The birds in this area are a portion of the High Plains Flock, said Vrtiska, a coauthor of the swan survey report, and not from the increasing population in Iowa and Minnesota. "Right now, those groups tend to have distinct breeding and wintering areas," he said. There may be starting some overlap in eastern Nebraska, but without neck collars that could provide a certain identification, it is not known if these swans are from the sandhills flock.
Management Objective Achieved
Results of the survey denote the first time that the population objective for managing the Trumpeter Swan has been achieved.
The objective is "to develop a dispersed population consisting of at least 500 total birds counted during the production survey and 50 successful breeding pairs by 2010."
Results from this year, can be attributed to "improvement of breeding habitat coinciding with the maturity of the 2004 hatch year class." In 2004, "a relatively high number of cygnets were produced (107), making these birds reproductively mature."
The future for the swans looks good, according to the government report: "As long as habitat conditions remain favorable and no major stochastic event occurs, it is likely these parameters will continue to be achieved."

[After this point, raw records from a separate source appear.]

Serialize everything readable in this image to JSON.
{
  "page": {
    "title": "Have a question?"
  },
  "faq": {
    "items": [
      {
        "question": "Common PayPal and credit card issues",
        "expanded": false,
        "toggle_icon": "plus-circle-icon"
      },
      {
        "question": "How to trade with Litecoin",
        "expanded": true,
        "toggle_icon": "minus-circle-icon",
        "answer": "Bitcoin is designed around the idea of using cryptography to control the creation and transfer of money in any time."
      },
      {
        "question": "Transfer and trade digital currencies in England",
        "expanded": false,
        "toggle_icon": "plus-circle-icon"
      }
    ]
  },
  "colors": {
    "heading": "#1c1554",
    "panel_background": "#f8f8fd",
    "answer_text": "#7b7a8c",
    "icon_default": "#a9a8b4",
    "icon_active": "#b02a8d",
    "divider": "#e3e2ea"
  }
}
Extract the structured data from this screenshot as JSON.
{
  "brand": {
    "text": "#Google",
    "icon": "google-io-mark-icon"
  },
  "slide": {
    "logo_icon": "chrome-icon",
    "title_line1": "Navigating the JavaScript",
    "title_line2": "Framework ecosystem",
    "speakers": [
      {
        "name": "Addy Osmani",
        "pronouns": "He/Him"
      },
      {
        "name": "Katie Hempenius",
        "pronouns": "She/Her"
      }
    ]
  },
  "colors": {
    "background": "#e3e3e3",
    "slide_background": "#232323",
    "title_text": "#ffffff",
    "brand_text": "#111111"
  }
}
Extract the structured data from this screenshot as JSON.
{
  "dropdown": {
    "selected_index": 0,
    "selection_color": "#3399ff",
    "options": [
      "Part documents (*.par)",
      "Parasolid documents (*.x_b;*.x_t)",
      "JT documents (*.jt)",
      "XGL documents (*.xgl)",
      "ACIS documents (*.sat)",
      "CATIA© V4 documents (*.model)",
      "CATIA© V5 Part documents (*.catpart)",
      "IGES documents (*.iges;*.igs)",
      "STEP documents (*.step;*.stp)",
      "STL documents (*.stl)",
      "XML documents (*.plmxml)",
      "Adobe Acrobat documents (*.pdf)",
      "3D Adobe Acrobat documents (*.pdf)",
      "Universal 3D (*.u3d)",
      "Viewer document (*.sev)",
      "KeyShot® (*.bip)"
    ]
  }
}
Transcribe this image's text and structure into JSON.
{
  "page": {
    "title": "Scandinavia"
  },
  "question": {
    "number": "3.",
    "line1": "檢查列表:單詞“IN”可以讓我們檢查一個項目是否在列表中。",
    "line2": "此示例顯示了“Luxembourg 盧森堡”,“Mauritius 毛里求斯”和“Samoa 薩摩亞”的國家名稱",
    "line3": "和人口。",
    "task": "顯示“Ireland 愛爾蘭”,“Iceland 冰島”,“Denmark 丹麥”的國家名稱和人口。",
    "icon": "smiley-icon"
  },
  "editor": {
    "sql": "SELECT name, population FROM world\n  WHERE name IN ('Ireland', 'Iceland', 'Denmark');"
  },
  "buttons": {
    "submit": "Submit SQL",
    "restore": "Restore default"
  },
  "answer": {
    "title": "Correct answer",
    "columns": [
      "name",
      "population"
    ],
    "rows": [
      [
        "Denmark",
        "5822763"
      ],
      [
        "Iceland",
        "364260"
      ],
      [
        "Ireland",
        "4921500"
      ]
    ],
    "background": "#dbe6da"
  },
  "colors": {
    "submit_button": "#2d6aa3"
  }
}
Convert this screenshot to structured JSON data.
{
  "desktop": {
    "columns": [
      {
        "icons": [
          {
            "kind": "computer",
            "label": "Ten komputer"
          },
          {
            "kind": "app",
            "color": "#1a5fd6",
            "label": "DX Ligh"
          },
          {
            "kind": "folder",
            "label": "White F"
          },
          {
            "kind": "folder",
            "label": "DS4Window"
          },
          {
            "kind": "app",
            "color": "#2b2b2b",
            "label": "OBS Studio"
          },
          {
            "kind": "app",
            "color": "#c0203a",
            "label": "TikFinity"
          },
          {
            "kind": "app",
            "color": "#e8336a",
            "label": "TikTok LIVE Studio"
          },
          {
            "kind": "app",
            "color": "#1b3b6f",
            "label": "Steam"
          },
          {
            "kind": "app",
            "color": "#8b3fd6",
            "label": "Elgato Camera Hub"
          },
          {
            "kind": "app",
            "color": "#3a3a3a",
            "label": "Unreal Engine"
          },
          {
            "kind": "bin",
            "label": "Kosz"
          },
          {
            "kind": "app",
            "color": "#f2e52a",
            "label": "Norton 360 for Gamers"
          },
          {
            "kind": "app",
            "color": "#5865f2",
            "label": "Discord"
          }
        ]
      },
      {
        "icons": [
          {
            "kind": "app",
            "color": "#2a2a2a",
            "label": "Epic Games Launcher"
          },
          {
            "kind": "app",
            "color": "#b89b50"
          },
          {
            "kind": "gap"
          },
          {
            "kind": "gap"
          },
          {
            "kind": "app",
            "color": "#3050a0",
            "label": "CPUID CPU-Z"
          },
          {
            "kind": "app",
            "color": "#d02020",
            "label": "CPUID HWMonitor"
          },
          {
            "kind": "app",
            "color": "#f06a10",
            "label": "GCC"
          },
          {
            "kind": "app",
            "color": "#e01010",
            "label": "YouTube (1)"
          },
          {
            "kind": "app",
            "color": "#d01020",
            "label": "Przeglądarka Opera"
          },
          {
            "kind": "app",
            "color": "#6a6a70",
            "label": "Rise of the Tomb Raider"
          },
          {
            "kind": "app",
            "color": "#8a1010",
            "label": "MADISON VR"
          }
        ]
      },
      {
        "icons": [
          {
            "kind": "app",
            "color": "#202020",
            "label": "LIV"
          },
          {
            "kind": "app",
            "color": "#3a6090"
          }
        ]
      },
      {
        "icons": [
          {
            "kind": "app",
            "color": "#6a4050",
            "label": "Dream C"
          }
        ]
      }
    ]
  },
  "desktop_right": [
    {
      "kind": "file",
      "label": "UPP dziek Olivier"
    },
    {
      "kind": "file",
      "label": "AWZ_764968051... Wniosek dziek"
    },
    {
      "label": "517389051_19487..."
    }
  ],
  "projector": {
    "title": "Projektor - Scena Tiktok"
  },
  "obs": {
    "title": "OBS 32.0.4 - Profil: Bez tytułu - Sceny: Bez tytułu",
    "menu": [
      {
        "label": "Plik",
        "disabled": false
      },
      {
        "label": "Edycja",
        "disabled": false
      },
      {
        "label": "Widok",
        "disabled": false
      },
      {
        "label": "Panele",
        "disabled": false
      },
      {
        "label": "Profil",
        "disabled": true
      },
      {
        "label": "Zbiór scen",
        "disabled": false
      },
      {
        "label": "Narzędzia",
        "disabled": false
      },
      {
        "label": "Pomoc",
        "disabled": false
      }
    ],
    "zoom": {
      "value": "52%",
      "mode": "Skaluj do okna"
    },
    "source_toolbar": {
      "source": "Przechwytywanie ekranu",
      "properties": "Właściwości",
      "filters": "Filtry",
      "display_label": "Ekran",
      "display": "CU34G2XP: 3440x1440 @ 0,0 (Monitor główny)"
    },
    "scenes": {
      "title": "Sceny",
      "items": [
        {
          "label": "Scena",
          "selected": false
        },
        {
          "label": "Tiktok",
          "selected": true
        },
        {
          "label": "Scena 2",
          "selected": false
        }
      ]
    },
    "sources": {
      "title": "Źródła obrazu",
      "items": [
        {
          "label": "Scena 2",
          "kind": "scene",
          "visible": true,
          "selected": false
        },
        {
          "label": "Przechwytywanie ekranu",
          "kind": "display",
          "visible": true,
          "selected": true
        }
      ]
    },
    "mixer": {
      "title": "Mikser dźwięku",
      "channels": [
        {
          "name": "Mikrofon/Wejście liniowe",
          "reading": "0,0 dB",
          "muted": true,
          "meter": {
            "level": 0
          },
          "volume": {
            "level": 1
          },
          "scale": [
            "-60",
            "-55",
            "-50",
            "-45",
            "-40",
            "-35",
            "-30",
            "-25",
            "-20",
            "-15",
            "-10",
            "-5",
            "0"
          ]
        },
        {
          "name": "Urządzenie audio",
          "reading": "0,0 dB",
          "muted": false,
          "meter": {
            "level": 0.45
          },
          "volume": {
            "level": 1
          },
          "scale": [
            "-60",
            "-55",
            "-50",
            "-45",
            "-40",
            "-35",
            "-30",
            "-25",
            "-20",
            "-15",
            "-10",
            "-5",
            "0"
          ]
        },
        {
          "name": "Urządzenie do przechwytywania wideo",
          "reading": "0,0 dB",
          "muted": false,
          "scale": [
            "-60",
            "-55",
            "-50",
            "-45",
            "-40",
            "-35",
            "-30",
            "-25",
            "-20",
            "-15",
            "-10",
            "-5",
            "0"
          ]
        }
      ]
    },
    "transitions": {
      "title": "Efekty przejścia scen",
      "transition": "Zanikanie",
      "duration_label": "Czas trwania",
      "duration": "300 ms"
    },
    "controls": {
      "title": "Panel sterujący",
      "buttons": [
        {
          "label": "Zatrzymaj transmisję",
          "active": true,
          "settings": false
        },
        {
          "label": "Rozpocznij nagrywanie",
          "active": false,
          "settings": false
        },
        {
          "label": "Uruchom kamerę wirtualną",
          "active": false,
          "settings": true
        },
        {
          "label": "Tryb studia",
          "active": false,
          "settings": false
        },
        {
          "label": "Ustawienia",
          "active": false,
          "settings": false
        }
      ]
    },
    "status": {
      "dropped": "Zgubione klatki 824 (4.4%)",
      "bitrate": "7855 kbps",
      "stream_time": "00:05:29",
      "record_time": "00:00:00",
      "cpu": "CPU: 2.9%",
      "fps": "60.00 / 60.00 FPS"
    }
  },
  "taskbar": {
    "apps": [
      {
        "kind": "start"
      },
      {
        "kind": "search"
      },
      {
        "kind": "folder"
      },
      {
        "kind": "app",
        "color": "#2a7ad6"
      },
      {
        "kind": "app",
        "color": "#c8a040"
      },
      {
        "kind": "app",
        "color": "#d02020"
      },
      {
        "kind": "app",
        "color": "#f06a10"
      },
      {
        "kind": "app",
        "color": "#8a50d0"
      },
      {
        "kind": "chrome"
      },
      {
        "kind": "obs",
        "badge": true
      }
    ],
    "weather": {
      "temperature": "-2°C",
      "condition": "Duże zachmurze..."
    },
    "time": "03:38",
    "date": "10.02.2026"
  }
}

Improved habitat conditions for these waterfowl were a result of increased precipitation levels, the report indicated. Localities not suitable for the swans during recent drought conditions, have been used by these birds as wetland conditions improved with an increase in precipitation.
"Wetland that provided marginal breeding for newly established pairs during the drought may now be adequate for production," the report indicated. "Still the number of the pairs observed had no cygnets, but the number of breeding pairs did increase 43% from last year."
Sand hill "ranchers have also been a tremendous benefit for the swans," Comeau said, by their leaving wetlands intact and the relative isolation of many of the places where the swans breed, which limits any disturbance.
Wildlife officials are currently modeling the availability of habitat in the sandhills, and the results are expected to indicate if there are enough wetlands for the swan population to continue at the levels documented by the 2009 autumn survey.
"With decent precipitation," Comeau said, an ongoing "population of 450-550" swans could be expected.
Annual fall surveys to determine the number of Trumpeter Swans have been conducted for at least two decades in order to "track abundance trends in the flock and condition of the wetlands" where this swan - the largest species of waterfowl in North America - occurs.